This research undertook a case study of the intergovernmental Alternative Dispute Resolution (ADR) process administered by the Ministry of Community Development (MCD) in the province of British Columbia (BC), Canada. This study used concurrent nested mixed research methods in order to discover how best to deliver, monitor, measure, and communicate MCD's ADR process.
The dominant research approach used was qualitative and involved informal interviews and document analysis. The purpose of the interview portion of the research was to flesh out descriptors and perceptions of MCD's ADR process with the objective of coming to a greater understanding of current and potential delivery, monitoring, measurement, and communication mechanisms most appropriate for the ADR process. The interviews undertaken in this research also provide the opportunity for MCD staff to deliver feedback on, and offer insights into, the research. The document analysis portion of the research involved a textual analysis of MCD's electronic and print ADR process communications in order to build on the descriptors and perceptions identified in the interviews, providing for a more full understanding of the ADR process and the delivery, monitoring, measuring, and communication strategies best suited to it.
The nested quantitative portion of the research involved the use of secondary, anonymized data garnered from a survey prepared by MCD's Director of Intergovernmental Relations which has been in distribution for a number of years. The survey used a Likert scale to measure process indicators. Data from this survey was analyzed to generate information about how participant respondents in the ADR process perceived certain attributes of the ADR services.

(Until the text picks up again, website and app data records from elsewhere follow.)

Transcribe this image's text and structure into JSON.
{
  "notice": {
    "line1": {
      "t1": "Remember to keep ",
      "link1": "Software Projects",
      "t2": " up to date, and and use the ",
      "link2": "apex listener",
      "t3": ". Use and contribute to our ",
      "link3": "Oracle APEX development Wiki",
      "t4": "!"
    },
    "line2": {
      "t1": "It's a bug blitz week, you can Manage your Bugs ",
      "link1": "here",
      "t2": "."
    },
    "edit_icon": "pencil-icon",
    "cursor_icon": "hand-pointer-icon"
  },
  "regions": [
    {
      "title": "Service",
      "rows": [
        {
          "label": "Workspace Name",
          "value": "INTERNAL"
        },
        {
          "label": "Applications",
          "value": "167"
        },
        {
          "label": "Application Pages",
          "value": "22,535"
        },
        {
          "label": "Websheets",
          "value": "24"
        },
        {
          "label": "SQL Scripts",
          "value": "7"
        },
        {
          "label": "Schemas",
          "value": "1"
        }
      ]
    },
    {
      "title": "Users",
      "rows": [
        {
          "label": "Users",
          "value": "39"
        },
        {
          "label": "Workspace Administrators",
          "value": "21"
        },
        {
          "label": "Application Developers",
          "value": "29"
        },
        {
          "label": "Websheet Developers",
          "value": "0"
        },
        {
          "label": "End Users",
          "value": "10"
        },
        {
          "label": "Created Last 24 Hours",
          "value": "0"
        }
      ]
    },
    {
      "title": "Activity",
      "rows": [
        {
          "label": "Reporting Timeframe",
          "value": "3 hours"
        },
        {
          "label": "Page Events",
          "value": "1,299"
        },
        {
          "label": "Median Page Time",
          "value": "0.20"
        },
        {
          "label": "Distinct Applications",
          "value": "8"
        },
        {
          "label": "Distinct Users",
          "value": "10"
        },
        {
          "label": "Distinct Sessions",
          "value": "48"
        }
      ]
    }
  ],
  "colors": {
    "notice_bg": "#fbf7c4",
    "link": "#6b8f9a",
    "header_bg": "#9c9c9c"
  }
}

Potential implications of this research include: providing applied tools to monitor, measure, and communicate ADR processes, increasing accountability in government administered publicly funded programs, generating ideas around local government ADR processes, improving dispute management in increasingly complex intergovernmental relational contexts, and addressing the literature gap on ADR processes and intergovernmental relations.
The general findings of this research included clarification of MCD's ADR process mission, vision, and goals, its communication strategy, and the perspectives of facilitators on both successful and challenging aspects of process delivery. The research findings also identified gaps in process performance monitoring and measurement and discussed the implications of MCD's ADR process survey data results.
This thesis concludes with recommendations to update process mission, vision, and goals. The thesis also suggests further ways to monitor and communicate MCD's ADR process and provides templates for doing so. Finally, this thesis identifies opportunities to strengthen practices in process delivery. In the final chapter, areas for future research are suggested including: (1) ADR program evaluations generally, (2) Provincially administered inter-local government ADR processes, (3) Comparative work on inter-local government ADR in other national jurisdictions, (4) Ways to incorporate diverse methods and cultural approaches to conflicts and disputes into inter-local government ADR processes, (5) Studies into BC local government perspectives on MCD's ADR process, and (6) Ways in which BC First Nations governments could be included in inter-local government ADR processes.